* [Task description]: Without the pictures, give every record again exactly.
[Exercise inputs]
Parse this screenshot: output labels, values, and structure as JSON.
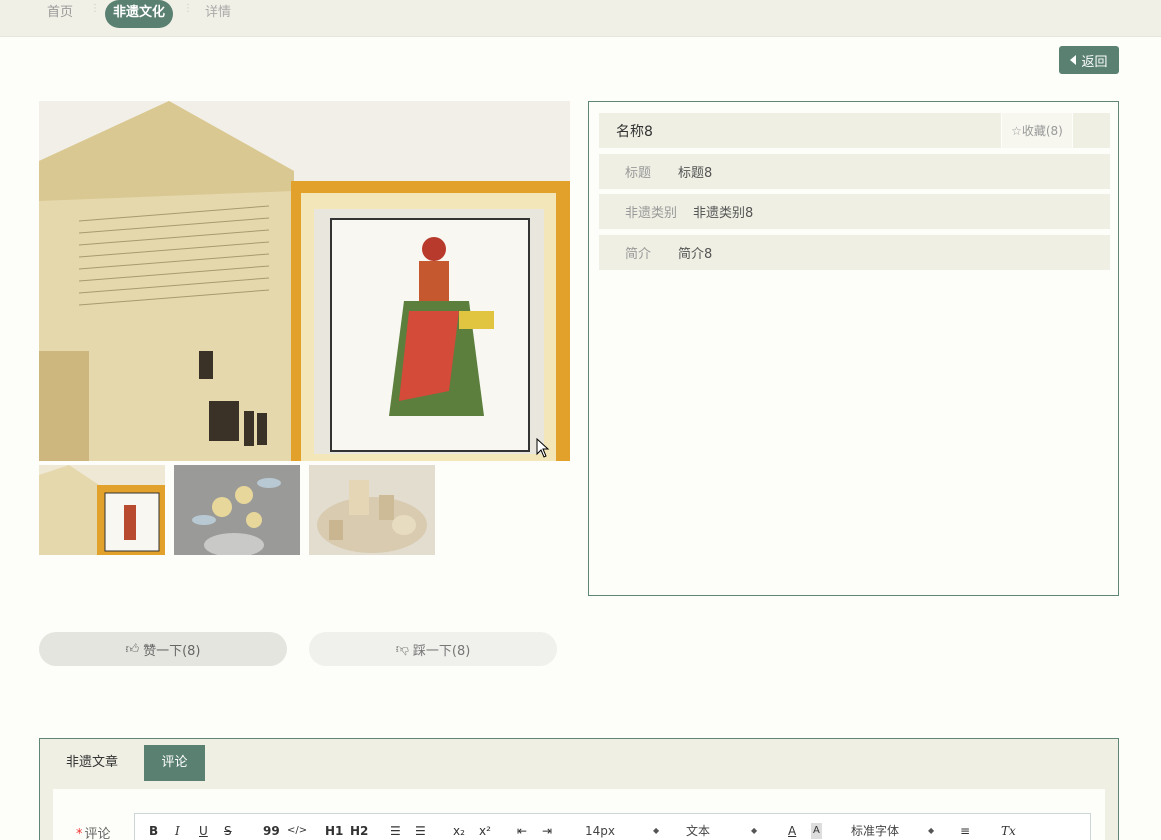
{
  "breadcrumb": {
    "home": "首页",
    "section": "非遗文化",
    "current": "详情"
  },
  "back_button": "返回",
  "gallery": {
    "thumbnails": [
      "thumbnail-1",
      "thumbnail-2",
      "thumbnail-3"
    ],
    "next_icon": "chevron-right-icon"
  },
  "detail": {
    "name": "名称8",
    "favorite": "☆收藏(8)",
    "rows": [
      {
        "label": "标题",
        "value": "标题8"
      },
      {
        "label": "非遗类别",
        "value": "非遗类别8"
      },
      {
        "label": "简介",
        "value": "简介8"
      }
    ]
  },
  "votes": {
    "like": "赞一下(8)",
    "dislike": "踩一下(8)"
  },
  "tabs": {
    "article": "非遗文章",
    "comment": "评论"
  },
  "comment": {
    "label": "评论",
    "required_mark": "*",
    "toolbar": {
      "bold": "B",
      "italic": "I",
      "underline": "U",
      "strike": "S",
      "quote": "99",
      "code": "</>",
      "h1": "H1",
      "h2": "H2",
      "sub": "x₂",
      "sup": "x²",
      "font_size": "14px",
      "block_type": "文本",
      "font_family": "标准字体",
      "clear": "Tx"
    }
  },
  "colors": {
    "accent": "#5a8072",
    "panel_bg": "#efefe4",
    "border": "#5f8576"
  }
}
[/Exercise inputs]
* [Answer to the problem]:
Parse this screenshot: output labels, values, and structure as JSON.
{
  "breadcrumb": {
    "home": "首页",
    "section": "非遗文化",
    "current": "详情"
  },
  "back_button": "返回",
  "gallery": {
    "thumbnails": [
      "thumbnail-1",
      "thumbnail-2",
      "thumbnail-3"
    ],
    "next_icon": "chevron-right-icon"
  },
  "detail": {
    "name": "名称8",
    "favorite": "☆收藏(8)",
    "rows": [
      {
        "label": "标题",
        "value": "标题8"
      },
      {
        "label": "非遗类别",
        "value": "非遗类别8"
      },
      {
        "label": "简介",
        "value": "简介8"
      }
    ]
  },
  "votes": {
    "like": "赞一下(8)",
    "dislike": "踩一下(8)"
  },
  "tabs": {
    "article": "非遗文章",
    "comment": "评论"
  },
  "comment": {
    "label": "评论",
    "required_mark": "*",
    "toolbar": {
      "bold": "B",
      "italic": "I",
      "underline": "U",
      "strike": "S",
      "quote": "99",
      "code": "</>",
      "h1": "H1",
      "h2": "H2",
      "sub": "x₂",
      "sup": "x²",
      "font_size": "14px",
      "block_type": "文本",
      "font_family": "标准字体",
      "clear": "Tx"
    }
  },
  "colors": {
    "accent": "#5a8072",
    "panel_bg": "#efefe4",
    "border": "#5f8576"
  }
}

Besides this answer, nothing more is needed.